The British Columbia Supreme Court has declined to hear a lawsuit filed in June 2014 by seven Guatemalans who sought damages for injuries they claim to have suffered at the hands of security personnel at a mine owned by a subsidiary of TSX-listed Canadian mining company Tahoe Resources Inc.

Apart from its listing on the TSX and its registration in B.C., Tahoe had no business activities in Canada. Corporate headquarters was located in Reno, Nevada.

“Events in Guatemala, injuries suffered in Guatemala, have nothing to do with activities undertaken in the province of British Columbia,” said Karen Carteri of McMillan LLP, who represented the company, in her argument to the court.

The court agreed, ruling that Guatemala was the more appropriate forum for the determination of the case.

The decision is an important development for Canadian companies and others operating abroad who have assets in Canada given the Supreme Court of Canada’s ruling in Chevron Corp. v. Yaiguaje in September. In that case, the Supreme Court held that Ontario courts had jurisdiction over Chevron Canada, a subsidiary of Chevron Corp., in proceedings to determine the enforceability of an Ecuadorian judgment.

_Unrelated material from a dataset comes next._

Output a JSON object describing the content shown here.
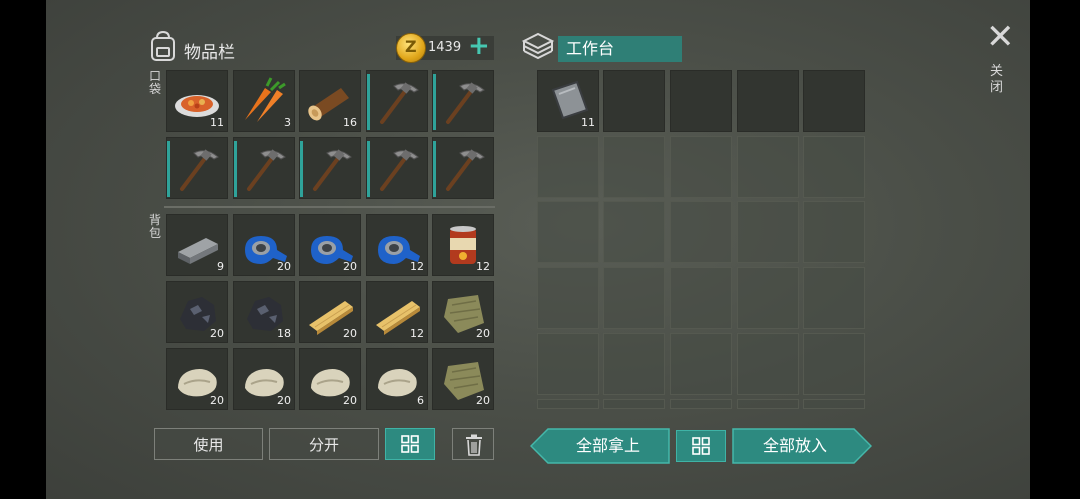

The ruling was widely seen as creating a significant increase in litigation risk for Canadian companies or companies with assets in Canada who faced suits based on events abroad. The SCC made its findings despite the fact that Chevron was not a party to the Ecuadorian case and was only a seventh-level indirect subsidiary of Chevron Corp. Because the case turned on the issue of enforcement and the sizable assets in Canada, the SCC concluded, there was no need for the plaintiffs to establish that the foreign court had a “real and substantial connection” either with the litigants or the underlying dispute in Ecuador.”

The BC case, by contrast, was a direct claim in Canada for damages based solely on the underlying events abroad, giving the BCSC a logical basis for concluding that such a connection was required.